We study fractional random walks on networks deequation in graphs and their relation with Lévy walk navigation strategies on networks. We explore these processes for dierent structures; in particular, rings, circulant networks, n-dimensional lattices, complete graphs and random networks. From the spectra and

grangian attractor (1D ou 2D) whatever the

the eigenvectors of the Laplacian matrix, we deduce

∈ [1.4, 2]).

explicit results for dierent quantities that character-

With gravity for Stokes numbers large enough there is a `2D layered' structure whatever the spectral power.

•

is faster than a search strategy based on the normal

there is no La-

spectral power (p

•

= ∞)

a search strategy based on a fractional random walk

ned from the equivalent of the fractional diusion

in particular when a 2D Layer is achieved the spectral law has little or no eect on the cluster-

•

Our results conrm our recent ndings [32, 41] that

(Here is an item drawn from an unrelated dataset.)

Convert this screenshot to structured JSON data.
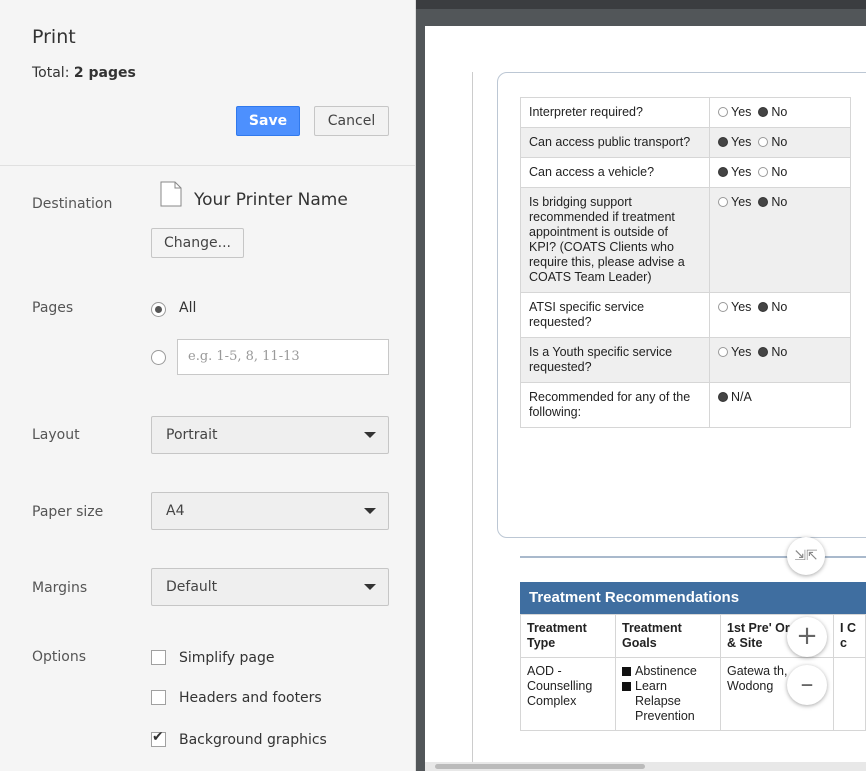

ize this dynamical process and their capacity to explore networks. We obtain analytical expressions for the fractional transition matrix, the fractional degree and the average probability of return of the random

If gravity is large

F r < 0.5,

there is no `quasi-

horizontal attractors'. Gravity tends to deform the attractor towards the vertical direction.

T.M. Michelitsch , B A Collet , A P Riascos , A.F. Nowakowski and F.C.G.A. Nicolleau d

Also, we discuss the Kemeny constant that

gives the average number of steps necessary to reach any site of the network.

Through all this work, we

analyze the mechanisms behind the fractional trans-

Fractional Random Walks on regular networks and lattices d

walker.

port on networks and how this long-range process induces dynamically the small-world property in dierent structures. [40, 41, 42, 43, 31, 32]

d,e

b

b

We establish a generalization of Polya's recurrence

Performance assessment of numerical modelling for hydraulic eciency of a grated inlet

0